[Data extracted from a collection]
○ ○ ○
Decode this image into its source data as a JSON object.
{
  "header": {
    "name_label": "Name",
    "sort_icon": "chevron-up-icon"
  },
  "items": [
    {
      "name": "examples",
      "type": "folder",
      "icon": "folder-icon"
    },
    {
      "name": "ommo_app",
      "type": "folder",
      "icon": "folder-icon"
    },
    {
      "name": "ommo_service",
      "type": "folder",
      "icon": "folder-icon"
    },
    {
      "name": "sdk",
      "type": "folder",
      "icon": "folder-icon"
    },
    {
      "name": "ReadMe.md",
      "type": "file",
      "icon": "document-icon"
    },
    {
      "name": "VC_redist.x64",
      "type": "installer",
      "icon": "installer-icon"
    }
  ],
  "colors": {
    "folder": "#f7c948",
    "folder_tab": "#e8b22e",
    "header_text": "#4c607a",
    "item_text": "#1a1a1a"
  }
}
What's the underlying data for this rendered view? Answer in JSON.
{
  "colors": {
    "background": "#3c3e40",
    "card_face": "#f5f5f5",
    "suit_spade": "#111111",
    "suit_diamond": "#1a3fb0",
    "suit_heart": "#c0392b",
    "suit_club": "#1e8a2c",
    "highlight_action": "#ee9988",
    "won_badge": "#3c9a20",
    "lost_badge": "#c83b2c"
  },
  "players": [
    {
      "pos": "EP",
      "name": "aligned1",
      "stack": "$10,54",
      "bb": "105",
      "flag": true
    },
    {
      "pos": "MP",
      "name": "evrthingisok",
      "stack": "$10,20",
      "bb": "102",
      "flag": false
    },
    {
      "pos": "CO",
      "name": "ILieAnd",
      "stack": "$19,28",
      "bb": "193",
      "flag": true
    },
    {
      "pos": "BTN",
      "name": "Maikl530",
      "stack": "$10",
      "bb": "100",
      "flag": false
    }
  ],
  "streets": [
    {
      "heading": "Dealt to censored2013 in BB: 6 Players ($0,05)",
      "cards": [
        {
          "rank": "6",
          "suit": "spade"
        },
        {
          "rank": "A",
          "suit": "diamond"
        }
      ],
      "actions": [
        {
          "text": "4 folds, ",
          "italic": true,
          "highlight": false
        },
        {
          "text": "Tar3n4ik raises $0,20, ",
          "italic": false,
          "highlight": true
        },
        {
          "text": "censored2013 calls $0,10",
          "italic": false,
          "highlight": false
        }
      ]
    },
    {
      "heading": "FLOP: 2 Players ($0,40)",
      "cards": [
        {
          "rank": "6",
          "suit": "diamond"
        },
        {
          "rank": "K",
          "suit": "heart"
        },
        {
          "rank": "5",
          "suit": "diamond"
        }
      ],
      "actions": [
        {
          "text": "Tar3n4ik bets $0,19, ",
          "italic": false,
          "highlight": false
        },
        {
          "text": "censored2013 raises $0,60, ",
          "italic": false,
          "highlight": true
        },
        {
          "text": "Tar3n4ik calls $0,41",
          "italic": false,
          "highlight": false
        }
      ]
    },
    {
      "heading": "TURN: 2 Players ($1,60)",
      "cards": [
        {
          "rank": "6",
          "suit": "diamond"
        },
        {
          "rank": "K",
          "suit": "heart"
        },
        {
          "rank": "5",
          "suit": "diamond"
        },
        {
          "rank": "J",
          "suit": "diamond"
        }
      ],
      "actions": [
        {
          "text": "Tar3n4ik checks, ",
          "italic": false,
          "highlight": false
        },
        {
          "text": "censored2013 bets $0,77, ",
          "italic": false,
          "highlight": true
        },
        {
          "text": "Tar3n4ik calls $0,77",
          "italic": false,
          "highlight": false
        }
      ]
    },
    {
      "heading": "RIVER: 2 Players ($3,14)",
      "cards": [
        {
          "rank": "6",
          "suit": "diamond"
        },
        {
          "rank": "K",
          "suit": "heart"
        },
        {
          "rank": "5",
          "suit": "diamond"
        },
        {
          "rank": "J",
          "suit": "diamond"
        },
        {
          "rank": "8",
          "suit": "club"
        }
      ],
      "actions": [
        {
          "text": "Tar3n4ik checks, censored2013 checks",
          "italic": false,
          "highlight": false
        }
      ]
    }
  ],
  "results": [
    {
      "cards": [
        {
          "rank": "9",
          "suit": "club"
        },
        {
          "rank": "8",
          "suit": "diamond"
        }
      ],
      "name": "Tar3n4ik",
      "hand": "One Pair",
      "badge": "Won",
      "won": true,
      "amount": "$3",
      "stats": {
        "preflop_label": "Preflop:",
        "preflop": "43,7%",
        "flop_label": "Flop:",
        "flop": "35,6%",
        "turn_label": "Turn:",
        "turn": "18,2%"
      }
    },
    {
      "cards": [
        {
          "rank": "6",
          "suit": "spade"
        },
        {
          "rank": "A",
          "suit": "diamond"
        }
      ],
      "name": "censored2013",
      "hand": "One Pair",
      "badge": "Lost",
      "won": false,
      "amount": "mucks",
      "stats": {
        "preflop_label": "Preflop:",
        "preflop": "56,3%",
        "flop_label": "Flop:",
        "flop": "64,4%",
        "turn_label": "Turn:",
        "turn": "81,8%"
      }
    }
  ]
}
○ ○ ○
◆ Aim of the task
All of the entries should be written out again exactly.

◆ Response to this task
Decode this image into its source data as a JSON object.
{
  "header": {
    "name_label": "Name",
    "sort_icon": "chevron-up-icon"
  },
  "items": [
    {
      "name": "examples",
      "type": "folder",
      "icon": "folder-icon"
    },
    {
      "name": "ommo_app",
      "type": "folder",
      "icon": "folder-icon"
    },
    {
      "name": "ommo_service",
      "type": "folder",
      "icon": "folder-icon"
    },
    {
      "name": "sdk",
      "type": "folder",
      "icon": "folder-icon"
    },
    {
      "name": "ReadMe.md",
      "type": "file",
      "icon": "document-icon"
    },
    {
      "name": "VC_redist.x64",
      "type": "installer",
      "icon": "installer-icon"
    }
  ],
  "colors": {
    "folder": "#f7c948",
    "folder_tab": "#e8b22e",
    "header_text": "#4c607a",
    "item_text": "#1a1a1a"
  }
}
What's the underlying data for this rendered view? Answer in JSON.
{
  "colors": {
    "background": "#3c3e40",
    "card_face": "#f5f5f5",
    "suit_spade": "#111111",
    "suit_diamond": "#1a3fb0",
    "suit_heart": "#c0392b",
    "suit_club": "#1e8a2c",
    "highlight_action": "#ee9988",
    "won_badge": "#3c9a20",
    "lost_badge": "#c83b2c"
  },
  "players": [
    {
      "pos": "EP",
      "name": "aligned1",
      "stack": "$10,54",
      "bb": "105",
      "flag": true
    },
    {
      "pos": "MP",
      "name": "evrthingisok",
      "stack": "$10,20",
      "bb": "102",
      "flag": false
    },
    {
      "pos": "CO",
      "name": "ILieAnd",
      "stack": "$19,28",
      "bb": "193",
      "flag": true
    },
    {
      "pos": "BTN",
      "name": "Maikl530",
      "stack": "$10",
      "bb": "100",
      "flag": false
    }
  ],
  "streets": [
    {
      "heading": "Dealt to censored2013 in BB: 6 Players ($0,05)",
      "cards": [
        {
          "rank": "6",
          "suit": "spade"
        },
        {
          "rank": "A",
          "suit": "diamond"
        }
      ],
      "actions": [
        {
          "text": "4 folds, ",
          "italic": true,
          "highlight": false
        },
        {
          "text": "Tar3n4ik raises $0,20, ",
          "italic": false,
          "highlight": true
        },
        {
          "text": "censored2013 calls $0,10",
          "italic": false,
          "highlight": false
        }
      ]
    },
    {
      "heading": "FLOP: 2 Players ($0,40)",
      "cards": [
        {
          "rank": "6",
          "suit": "diamond"
        },
        {
          "rank": "K",
          "suit": "heart"
        },
        {
          "rank": "5",
          "suit": "diamond"
        }
      ],
      "actions": [
        {
          "text": "Tar3n4ik bets $0,19, ",
          "italic": false,
          "highlight": false
        },
        {
          "text": "censored2013 raises $0,60, ",
          "italic": false,
          "highlight": true
        },
        {
          "text": "Tar3n4ik calls $0,41",
          "italic": false,
          "highlight": false
        }
      ]
    },
    {
      "heading": "TURN: 2 Players ($1,60)",
      "cards": [
        {
          "rank": "6",
          "suit": "diamond"
        },
        {
          "rank": "K",
          "suit": "heart"
        },
        {
          "rank": "5",
          "suit": "diamond"
        },
        {
          "rank": "J",
          "suit": "diamond"
        }
      ],
      "actions": [
        {
          "text": "Tar3n4ik checks, ",
          "italic": false,
          "highlight": false
        },
        {
          "text": "censored2013 bets $0,77, ",
          "italic": false,
          "highlight": true
        },
        {
          "text": "Tar3n4ik calls $0,77",
          "italic": false,
          "highlight": false
        }
      ]
    },
    {
      "heading": "RIVER: 2 Players ($3,14)",
      "cards": [
        {
          "rank": "6",
          "suit": "diamond"
        },
        {
          "rank": "K",
          "suit": "heart"
        },
        {
          "rank": "5",
          "suit": "diamond"
        },
        {
          "rank": "J",
          "suit": "diamond"
        },
        {
          "rank": "8",
          "suit": "club"
        }
      ],
      "actions": [
        {
          "text": "Tar3n4ik checks, censored2013 checks",
          "italic": false,
          "highlight": false
        }
      ]
    }
  ],
  "results": [
    {
      "cards": [
        {
          "rank": "9",
          "suit": "club"
        },
        {
          "rank": "8",
          "suit": "diamond"
        }
      ],
      "name": "Tar3n4ik",
      "hand": "One Pair",
      "badge": "Won",
      "won": true,
      "amount": "$3",
      "stats": {
        "preflop_label": "Preflop:",
        "preflop": "43,7%",
        "flop_label": "Flop:",
        "flop": "35,6%",
        "turn_label": "Turn:",
        "turn": "18,2%"
      }
    },
    {
      "cards": [
        {
          "rank": "6",
          "suit": "spade"
        },
        {
          "rank": "A",
          "suit": "diamond"
        }
      ],
      "name": "censored2013",
      "hand": "One Pair",
      "badge": "Lost",
      "won": false,
      "amount": "mucks",
      "stats": {
        "preflop_label": "Preflop:",
        "preflop": "56,3%",
        "flop_label": "Flop:",
        "flop": "64,4%",
        "turn_label": "Turn:",
        "turn": "81,8%"
      }
    }
  ]
}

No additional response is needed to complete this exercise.